Every line that contains "value" must be located and copied from the data.

##### ENTRIES PROVIDED

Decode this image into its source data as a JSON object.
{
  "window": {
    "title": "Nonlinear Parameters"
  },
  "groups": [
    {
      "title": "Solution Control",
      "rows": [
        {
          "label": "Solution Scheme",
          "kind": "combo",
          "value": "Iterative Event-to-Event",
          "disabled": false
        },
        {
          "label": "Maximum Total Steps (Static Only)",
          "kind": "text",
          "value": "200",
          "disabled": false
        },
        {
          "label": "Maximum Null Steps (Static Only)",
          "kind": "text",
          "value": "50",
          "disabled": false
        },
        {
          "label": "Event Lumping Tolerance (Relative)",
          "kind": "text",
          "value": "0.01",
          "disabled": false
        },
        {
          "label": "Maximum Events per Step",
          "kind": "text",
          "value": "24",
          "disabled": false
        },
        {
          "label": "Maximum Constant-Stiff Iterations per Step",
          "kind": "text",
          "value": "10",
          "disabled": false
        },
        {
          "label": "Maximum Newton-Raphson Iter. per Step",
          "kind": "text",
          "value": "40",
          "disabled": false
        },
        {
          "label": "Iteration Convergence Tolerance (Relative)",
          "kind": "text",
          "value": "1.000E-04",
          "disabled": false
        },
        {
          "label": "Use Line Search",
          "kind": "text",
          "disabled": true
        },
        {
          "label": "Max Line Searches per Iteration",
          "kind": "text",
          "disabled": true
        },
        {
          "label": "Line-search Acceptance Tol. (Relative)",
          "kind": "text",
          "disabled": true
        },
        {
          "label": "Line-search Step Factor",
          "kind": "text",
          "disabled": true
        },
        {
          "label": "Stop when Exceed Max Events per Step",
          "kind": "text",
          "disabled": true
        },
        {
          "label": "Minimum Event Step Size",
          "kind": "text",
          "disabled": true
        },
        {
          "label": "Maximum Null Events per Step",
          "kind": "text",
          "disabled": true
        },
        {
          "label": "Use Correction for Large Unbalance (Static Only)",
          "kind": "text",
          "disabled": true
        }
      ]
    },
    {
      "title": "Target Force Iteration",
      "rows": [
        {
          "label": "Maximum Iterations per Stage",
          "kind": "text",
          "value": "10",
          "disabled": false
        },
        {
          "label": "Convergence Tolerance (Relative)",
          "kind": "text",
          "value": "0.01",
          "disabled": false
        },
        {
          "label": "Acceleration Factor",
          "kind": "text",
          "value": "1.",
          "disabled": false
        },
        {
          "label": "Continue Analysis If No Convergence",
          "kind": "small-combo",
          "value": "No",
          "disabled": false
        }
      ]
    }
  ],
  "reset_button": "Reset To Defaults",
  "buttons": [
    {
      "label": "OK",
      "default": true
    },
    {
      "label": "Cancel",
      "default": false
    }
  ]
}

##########
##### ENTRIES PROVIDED

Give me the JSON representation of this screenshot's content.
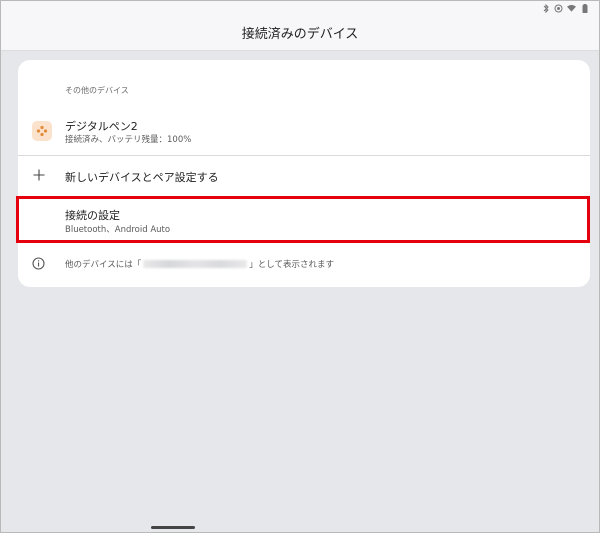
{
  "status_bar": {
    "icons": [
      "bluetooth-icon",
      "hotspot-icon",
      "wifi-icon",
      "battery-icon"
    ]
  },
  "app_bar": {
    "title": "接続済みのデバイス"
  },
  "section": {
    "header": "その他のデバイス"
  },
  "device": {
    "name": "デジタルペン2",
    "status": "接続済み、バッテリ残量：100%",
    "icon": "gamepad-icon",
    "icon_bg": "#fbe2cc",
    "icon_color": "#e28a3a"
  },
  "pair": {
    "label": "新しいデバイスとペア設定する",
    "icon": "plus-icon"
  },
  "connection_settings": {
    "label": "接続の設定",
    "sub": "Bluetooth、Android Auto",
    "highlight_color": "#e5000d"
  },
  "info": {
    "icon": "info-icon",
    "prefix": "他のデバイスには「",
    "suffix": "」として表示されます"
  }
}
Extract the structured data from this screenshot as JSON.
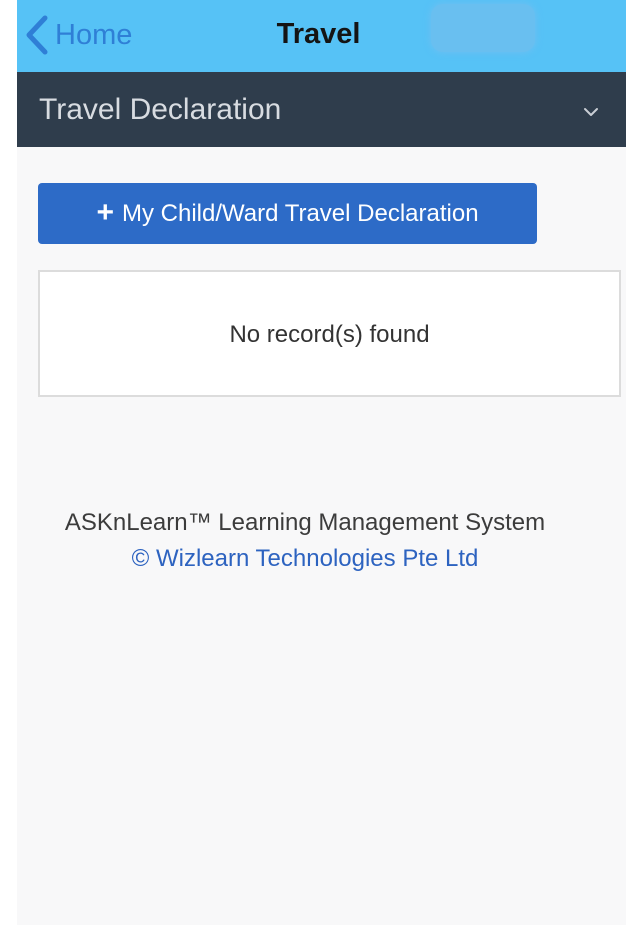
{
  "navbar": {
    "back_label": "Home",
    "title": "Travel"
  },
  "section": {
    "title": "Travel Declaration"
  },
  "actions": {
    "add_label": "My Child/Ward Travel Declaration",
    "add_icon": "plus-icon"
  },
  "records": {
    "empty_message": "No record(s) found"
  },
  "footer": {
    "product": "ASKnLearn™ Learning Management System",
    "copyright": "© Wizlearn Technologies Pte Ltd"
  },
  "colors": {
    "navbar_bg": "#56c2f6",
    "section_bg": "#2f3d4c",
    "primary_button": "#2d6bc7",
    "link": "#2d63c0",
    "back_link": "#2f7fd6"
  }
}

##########

• COMPLETED TASK
          "value": "Iterative Event-to-Event",
          "value": "200",
          "value": "50",
          "value": "0.01",
          "value": "24",
          "value": "10",
          "value": "40",
          "value": "1.000E-04",
          "value": "10",
          "value": "0.01",
          "value": "1.",
          "value": "No",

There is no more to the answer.